Before the 2014 elections in Bangladesh, UN Assistant Secretary-General Oscar Fernandez-Taranco tried to broker an agreement between the country's two major political parties but that initiative failed.
Although the BNP leaders at the time demanded that the elections be held under the auspices of the UN, the ruling Awami League rejected the proposition.
With the next elections approaching, the BNP has once again called for a 'neutral' government to oversee the process. But as before, those in power have rebuffed that demand.
Seppo went on to explain the manner in which the UN provides electoral assistance to a country.
"The UN doesn’t provide electoral assistance unless we are asked to. So the whole process is that there is a request and then you have the Electoral Assistance Division working on the ground, conducting a need assessment mission and it goes on from there.
Earlier, the United Nations tried to hold a dialogue with President Abdul Hamid on the formation of the Election Commission, but the talks did not ultimately materialise.
Asked whether the formation of a new Election Commission would lead to such a dialogue, Seppo said the international community typically engages with its partners in any country to explore ways to provide assistance in the run-up to elections. That could happen in Bangladesh too as part of an initiative by the UN or envoys of other countries, she added.
"I don’t expect this would be different from previous elections."
Seppo also spoke to reporters about the human rights situation in the country and the need to amend the Digital Security Act (DSA).
"The review of DSA is one of the recommendations of the United Nations Universal Periodic Review (UPR) that actually was supported by Bangladesh. And the recommendation is centred around making sure the law is compliant with international human rights standards."

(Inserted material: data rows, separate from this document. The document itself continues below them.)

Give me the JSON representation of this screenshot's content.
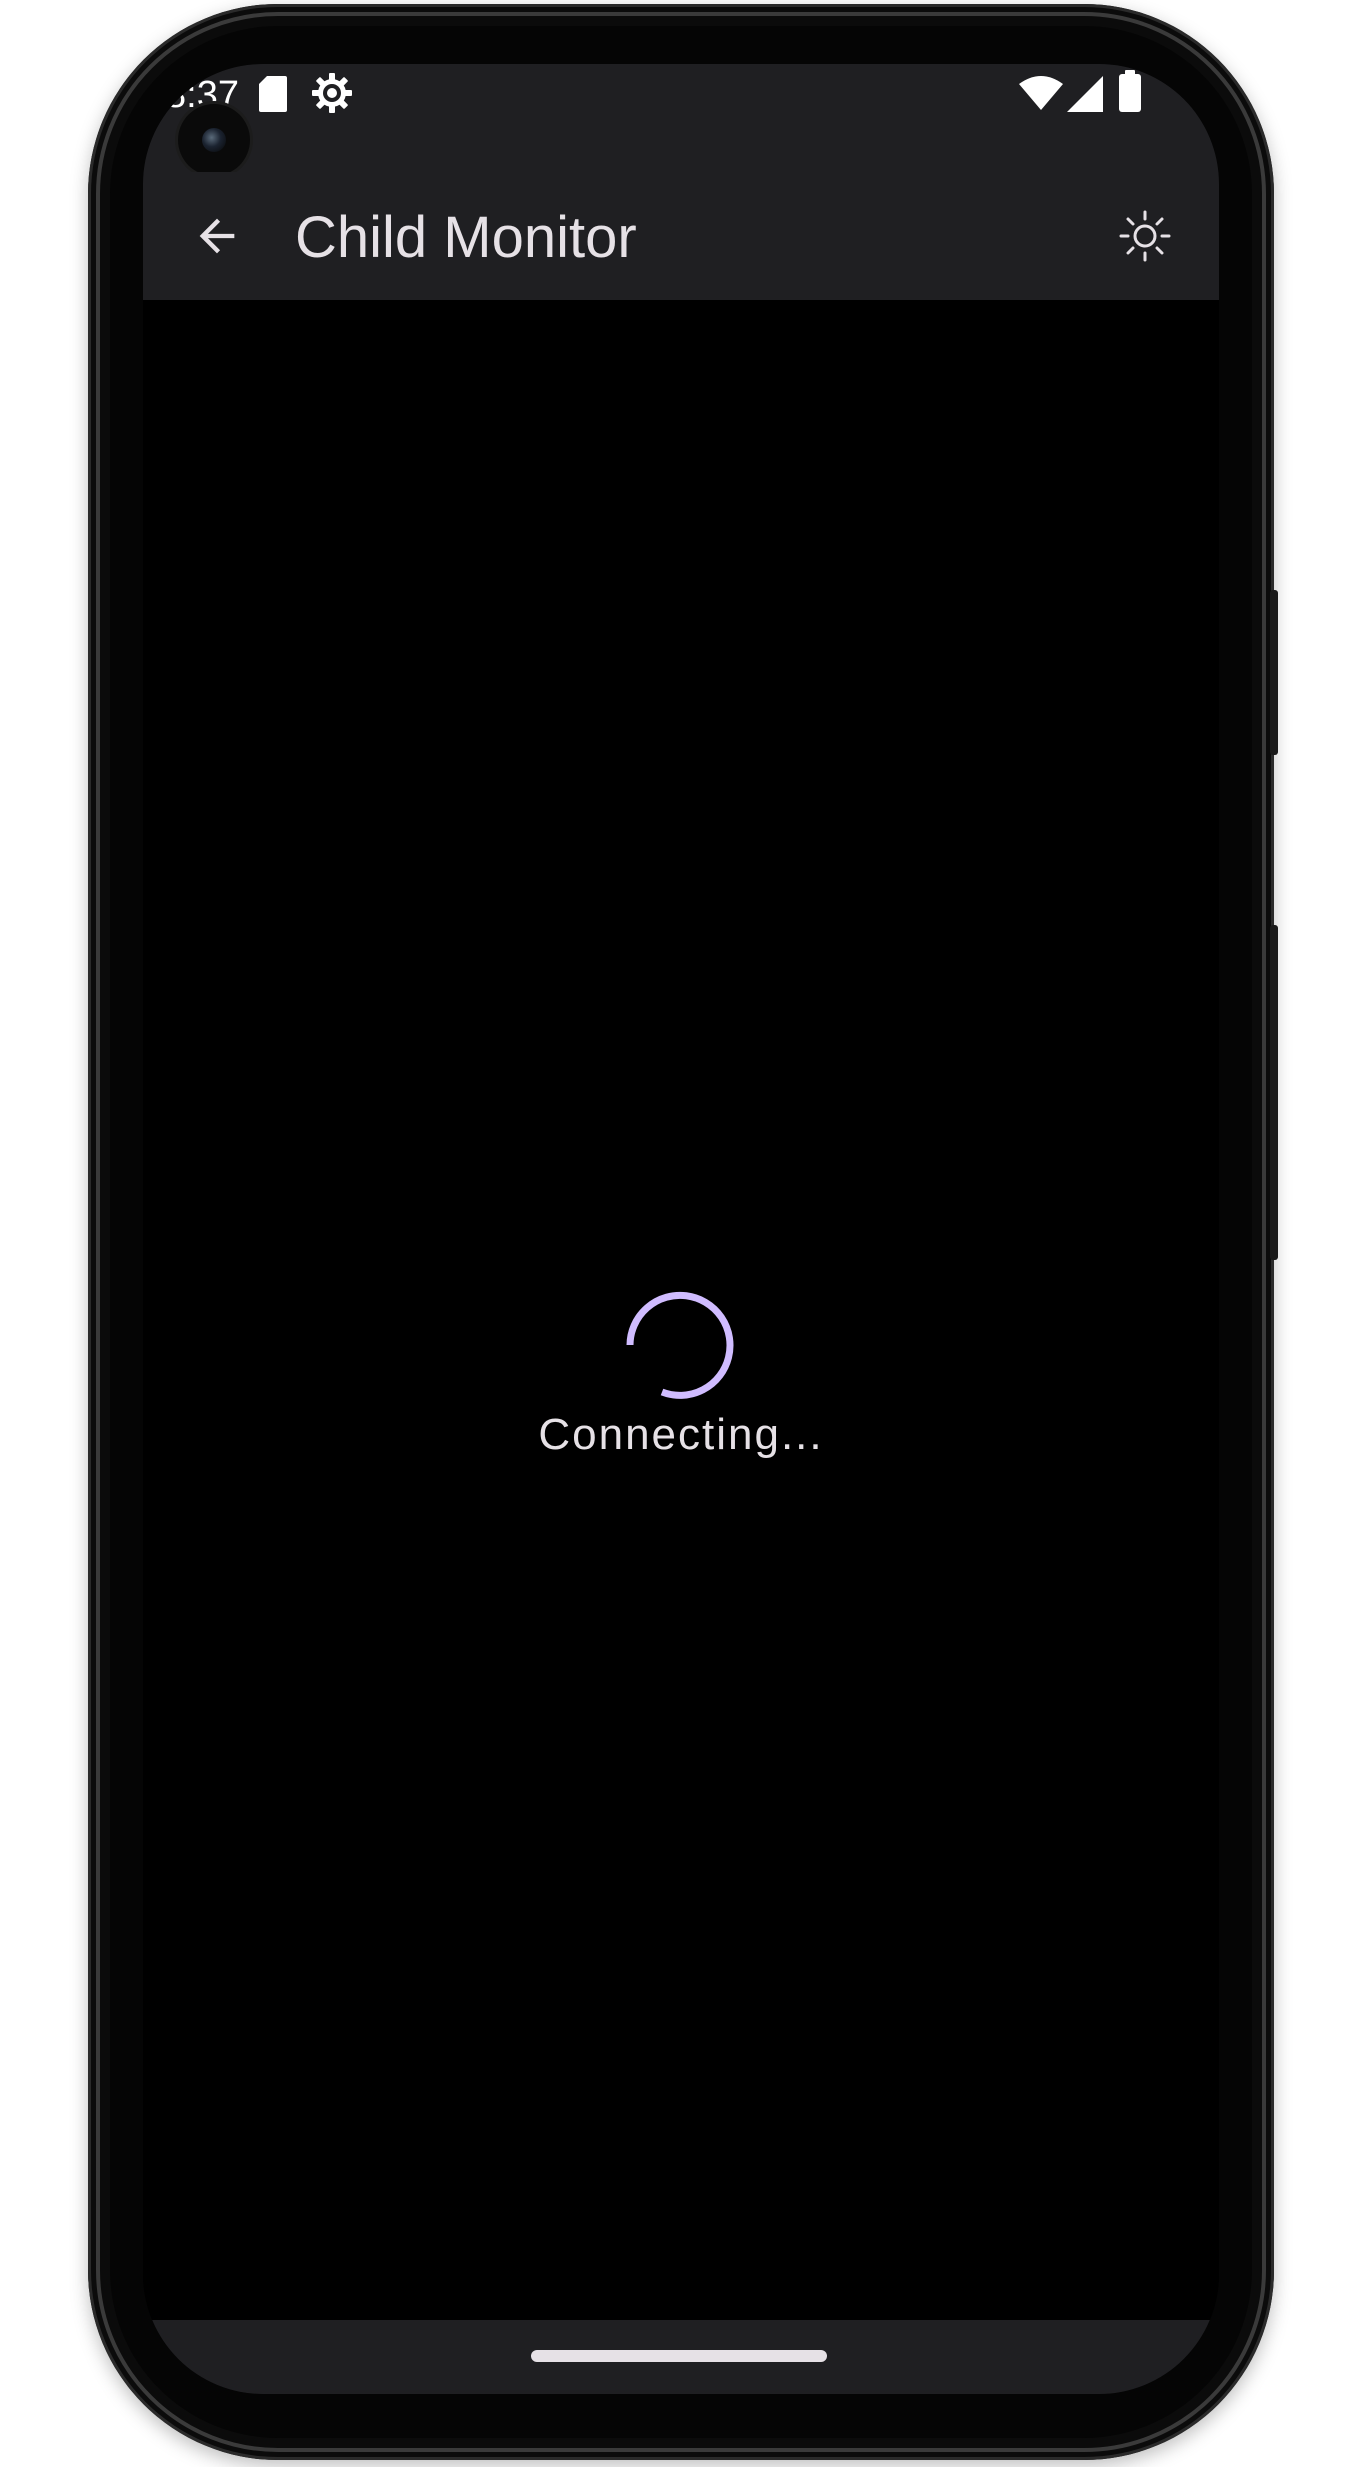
{
  "status_bar": {
    "time": "8:37",
    "icons": [
      "sd-card-icon",
      "settings-gear-icon",
      "wifi-icon",
      "cell-signal-icon",
      "battery-icon"
    ]
  },
  "app_bar": {
    "title": "Child Monitor",
    "back_icon": "arrow-back-icon",
    "action_icon": "brightness-icon"
  },
  "content": {
    "status_text": "Connecting..."
  },
  "colors": {
    "surface": "#1f1f22",
    "background": "#000000",
    "on_surface": "#e6e1e6",
    "accent": "#d0bcff"
  }
}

"We have had some good discussions with the minister of law in particular regarding the implementation of these recommendations and we certainly stand ready to support the review of this legislation to make sure that its misuse is minimised and it is compliant with international standards."
She highlighted the need to strike a balance between the regulation of digital spaces and freedom of expression.
"I think it is important to recognise that there is a fundamental freedom in terms of freedom of expression and opinion that Bangladesh is a signatory to. And it’s really a challenge of striking the balance between some control over the digital space while respecting these rights."
Seppo said the Digital Security Act falls short of finding such a balance at the moment but she hopes a review will now go ahead.
"Globally, there is a big concern around shrinking civic spaces and that applies to so many countries. And I don’t think that's healthy for any country that aspires to be a democracy."
She reiterated the UN secretary-general's call to protect civic spaces, adding that it should be part of the efforts to ensure that the recovery from the COVID-19 pandemic is "inclusive".
Seppo also highlighted other areas of concern for the UN, including violence against women and growing inequalities in many countries.
"We hope that the review of the DSA, as one of the recommendations from the UPR, will indeed improve that situation."